--- Data shown ---
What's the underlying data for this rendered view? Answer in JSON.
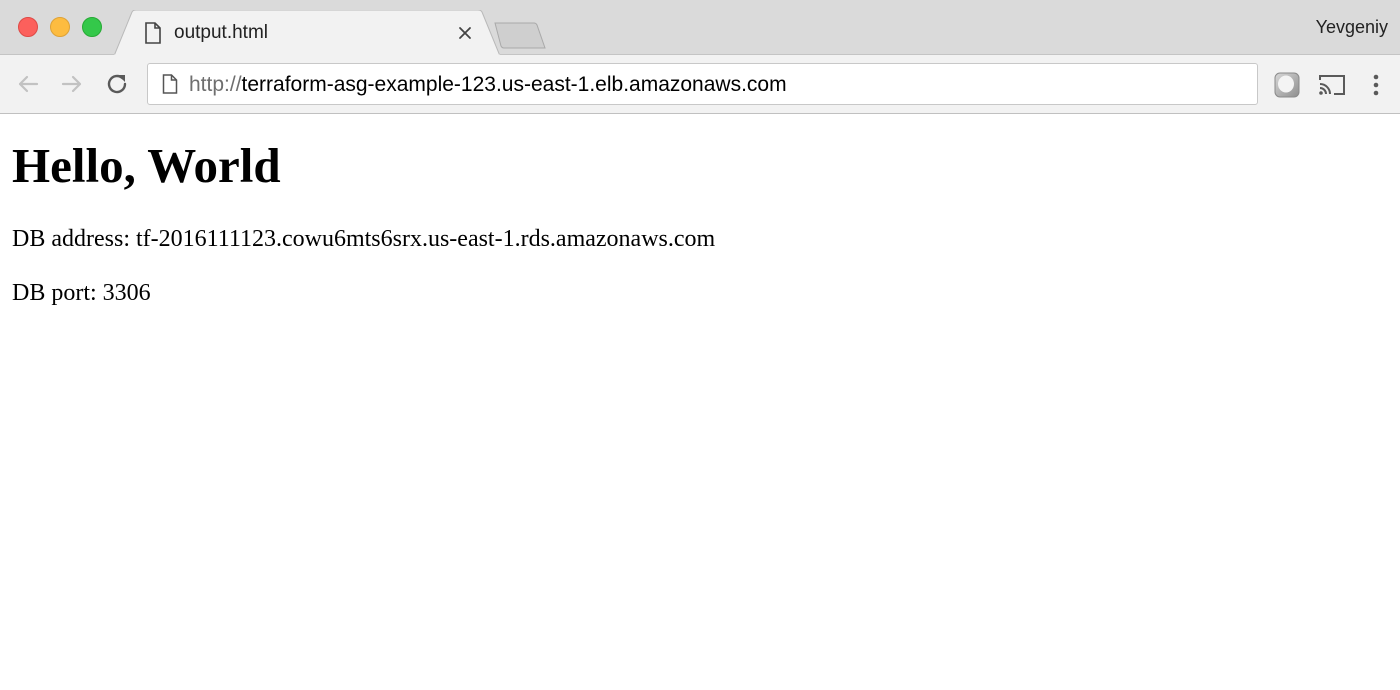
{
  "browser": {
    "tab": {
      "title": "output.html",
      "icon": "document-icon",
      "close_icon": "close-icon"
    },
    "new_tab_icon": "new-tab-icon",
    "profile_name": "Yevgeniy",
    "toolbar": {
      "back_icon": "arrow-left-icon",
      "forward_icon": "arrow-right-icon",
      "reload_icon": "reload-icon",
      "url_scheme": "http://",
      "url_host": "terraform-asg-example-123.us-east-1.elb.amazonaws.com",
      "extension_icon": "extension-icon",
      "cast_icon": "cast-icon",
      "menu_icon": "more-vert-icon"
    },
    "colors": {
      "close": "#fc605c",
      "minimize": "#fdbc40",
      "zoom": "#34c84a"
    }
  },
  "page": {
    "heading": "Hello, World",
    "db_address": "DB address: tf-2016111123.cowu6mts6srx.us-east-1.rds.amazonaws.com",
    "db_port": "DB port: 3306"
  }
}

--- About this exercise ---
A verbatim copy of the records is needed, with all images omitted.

--- Exercise response ---
What's the underlying data for this rendered view? Answer in JSON.
{
  "browser": {
    "tab": {
      "title": "output.html",
      "icon": "document-icon",
      "close_icon": "close-icon"
    },
    "new_tab_icon": "new-tab-icon",
    "profile_name": "Yevgeniy",
    "toolbar": {
      "back_icon": "arrow-left-icon",
      "forward_icon": "arrow-right-icon",
      "reload_icon": "reload-icon",
      "url_scheme": "http://",
      "url_host": "terraform-asg-example-123.us-east-1.elb.amazonaws.com",
      "extension_icon": "extension-icon",
      "cast_icon": "cast-icon",
      "menu_icon": "more-vert-icon"
    },
    "colors": {
      "close": "#fc605c",
      "minimize": "#fdbc40",
      "zoom": "#34c84a"
    }
  },
  "page": {
    "heading": "Hello, World",
    "db_address": "DB address: tf-2016111123.cowu6mts6srx.us-east-1.rds.amazonaws.com",
    "db_port": "DB port: 3306"
  }
}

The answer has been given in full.